= What you need to do =
Beneath this task are records; count the lines among them that contain the word "track" and answer with the number only.

= Listed entries =
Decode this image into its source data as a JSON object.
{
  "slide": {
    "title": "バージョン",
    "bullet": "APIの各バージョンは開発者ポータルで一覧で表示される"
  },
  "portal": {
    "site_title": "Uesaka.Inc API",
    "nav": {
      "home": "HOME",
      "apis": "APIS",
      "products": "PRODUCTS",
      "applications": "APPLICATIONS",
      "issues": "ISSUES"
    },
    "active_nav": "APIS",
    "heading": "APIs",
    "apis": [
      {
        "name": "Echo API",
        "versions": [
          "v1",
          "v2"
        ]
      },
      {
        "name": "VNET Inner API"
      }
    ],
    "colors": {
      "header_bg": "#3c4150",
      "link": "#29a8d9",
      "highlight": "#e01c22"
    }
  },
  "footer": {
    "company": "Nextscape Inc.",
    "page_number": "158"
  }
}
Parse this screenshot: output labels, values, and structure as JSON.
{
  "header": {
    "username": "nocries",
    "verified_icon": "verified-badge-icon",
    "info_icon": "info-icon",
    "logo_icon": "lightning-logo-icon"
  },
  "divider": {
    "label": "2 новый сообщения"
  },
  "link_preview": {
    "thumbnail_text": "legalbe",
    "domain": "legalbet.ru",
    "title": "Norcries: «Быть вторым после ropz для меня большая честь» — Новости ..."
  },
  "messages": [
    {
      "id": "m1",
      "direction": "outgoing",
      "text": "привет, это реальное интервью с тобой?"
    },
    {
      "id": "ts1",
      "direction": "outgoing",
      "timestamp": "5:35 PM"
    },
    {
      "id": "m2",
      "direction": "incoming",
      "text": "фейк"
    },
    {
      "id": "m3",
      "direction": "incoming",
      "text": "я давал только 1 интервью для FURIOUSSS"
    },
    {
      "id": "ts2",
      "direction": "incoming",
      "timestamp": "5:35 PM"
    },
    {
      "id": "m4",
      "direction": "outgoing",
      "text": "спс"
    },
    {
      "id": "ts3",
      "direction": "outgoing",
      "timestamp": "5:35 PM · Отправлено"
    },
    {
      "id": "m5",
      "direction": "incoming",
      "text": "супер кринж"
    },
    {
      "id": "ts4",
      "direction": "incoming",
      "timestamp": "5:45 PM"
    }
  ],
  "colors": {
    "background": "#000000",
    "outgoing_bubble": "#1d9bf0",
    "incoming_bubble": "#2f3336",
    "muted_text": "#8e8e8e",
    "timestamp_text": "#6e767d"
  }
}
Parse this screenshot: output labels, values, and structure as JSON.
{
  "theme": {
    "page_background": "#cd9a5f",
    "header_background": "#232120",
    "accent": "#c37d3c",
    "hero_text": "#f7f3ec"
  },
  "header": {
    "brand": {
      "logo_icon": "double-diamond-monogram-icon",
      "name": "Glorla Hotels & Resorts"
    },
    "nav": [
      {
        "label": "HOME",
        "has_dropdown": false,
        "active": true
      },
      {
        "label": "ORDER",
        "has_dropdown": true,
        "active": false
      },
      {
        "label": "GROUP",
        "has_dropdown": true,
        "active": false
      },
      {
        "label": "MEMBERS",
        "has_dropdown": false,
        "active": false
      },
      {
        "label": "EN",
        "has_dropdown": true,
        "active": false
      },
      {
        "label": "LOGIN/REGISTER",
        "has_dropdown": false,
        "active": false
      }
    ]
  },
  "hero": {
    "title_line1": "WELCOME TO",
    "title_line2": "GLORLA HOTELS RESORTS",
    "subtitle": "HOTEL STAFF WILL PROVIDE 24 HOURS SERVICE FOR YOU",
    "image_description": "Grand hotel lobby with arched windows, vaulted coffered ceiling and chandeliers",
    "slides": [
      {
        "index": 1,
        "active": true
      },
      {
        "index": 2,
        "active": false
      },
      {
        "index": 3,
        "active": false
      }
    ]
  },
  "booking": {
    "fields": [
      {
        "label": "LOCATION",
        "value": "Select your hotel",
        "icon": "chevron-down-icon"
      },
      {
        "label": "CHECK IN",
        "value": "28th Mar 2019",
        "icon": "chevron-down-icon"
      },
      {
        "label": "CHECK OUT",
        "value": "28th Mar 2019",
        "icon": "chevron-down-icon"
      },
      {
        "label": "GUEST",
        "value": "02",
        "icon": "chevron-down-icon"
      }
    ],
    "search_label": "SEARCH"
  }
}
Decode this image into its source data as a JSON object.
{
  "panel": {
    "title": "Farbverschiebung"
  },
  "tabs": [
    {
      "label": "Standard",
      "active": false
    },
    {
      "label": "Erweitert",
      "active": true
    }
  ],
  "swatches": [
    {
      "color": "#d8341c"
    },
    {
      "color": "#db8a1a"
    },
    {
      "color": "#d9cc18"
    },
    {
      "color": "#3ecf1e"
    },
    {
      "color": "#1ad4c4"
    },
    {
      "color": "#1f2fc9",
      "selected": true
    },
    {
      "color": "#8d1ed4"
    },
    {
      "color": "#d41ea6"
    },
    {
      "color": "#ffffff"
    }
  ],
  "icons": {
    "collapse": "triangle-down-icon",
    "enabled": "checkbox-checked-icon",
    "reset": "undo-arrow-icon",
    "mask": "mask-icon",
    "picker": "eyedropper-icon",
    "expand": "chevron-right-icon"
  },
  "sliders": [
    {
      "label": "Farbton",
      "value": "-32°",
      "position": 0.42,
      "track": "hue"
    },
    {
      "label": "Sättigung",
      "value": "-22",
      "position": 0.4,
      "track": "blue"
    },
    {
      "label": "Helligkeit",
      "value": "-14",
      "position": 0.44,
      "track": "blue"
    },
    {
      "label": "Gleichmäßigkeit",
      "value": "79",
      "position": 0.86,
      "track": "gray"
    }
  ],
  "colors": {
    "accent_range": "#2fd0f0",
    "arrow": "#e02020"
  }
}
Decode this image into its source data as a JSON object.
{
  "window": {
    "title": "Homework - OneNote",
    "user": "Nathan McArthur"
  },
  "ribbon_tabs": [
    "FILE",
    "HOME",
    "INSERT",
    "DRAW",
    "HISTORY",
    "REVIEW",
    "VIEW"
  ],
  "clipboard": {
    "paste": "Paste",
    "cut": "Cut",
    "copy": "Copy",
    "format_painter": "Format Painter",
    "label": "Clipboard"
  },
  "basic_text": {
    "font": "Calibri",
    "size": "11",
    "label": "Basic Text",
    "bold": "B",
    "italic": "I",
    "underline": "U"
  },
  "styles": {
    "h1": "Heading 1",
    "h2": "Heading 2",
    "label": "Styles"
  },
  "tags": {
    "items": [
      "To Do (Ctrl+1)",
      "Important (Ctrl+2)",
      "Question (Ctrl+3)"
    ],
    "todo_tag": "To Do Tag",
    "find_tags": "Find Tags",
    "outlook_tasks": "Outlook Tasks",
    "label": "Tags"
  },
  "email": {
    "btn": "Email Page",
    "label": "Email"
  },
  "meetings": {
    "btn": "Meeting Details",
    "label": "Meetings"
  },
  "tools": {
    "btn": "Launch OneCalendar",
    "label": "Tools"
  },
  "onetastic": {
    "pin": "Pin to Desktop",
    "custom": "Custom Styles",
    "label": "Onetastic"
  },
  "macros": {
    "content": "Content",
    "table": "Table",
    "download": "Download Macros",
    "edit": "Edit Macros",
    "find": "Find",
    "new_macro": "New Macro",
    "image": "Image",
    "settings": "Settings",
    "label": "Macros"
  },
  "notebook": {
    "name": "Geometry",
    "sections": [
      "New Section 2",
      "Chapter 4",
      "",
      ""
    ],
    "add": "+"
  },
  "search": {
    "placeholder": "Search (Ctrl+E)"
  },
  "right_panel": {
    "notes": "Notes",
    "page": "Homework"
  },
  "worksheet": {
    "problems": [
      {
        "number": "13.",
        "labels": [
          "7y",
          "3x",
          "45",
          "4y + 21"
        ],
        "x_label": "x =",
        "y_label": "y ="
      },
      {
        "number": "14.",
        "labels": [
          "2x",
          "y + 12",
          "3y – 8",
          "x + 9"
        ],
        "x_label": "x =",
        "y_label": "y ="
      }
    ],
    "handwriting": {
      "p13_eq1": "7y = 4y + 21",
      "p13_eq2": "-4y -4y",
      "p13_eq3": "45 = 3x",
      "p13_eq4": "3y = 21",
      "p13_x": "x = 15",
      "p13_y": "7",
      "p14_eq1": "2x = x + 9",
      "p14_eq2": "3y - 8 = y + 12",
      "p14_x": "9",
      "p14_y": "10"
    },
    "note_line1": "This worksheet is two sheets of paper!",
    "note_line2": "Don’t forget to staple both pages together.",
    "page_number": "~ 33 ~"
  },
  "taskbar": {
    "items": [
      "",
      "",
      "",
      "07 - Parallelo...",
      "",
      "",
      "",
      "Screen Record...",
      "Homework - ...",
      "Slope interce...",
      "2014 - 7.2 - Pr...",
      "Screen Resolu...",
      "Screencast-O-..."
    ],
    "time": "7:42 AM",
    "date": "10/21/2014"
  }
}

= Task answer =
4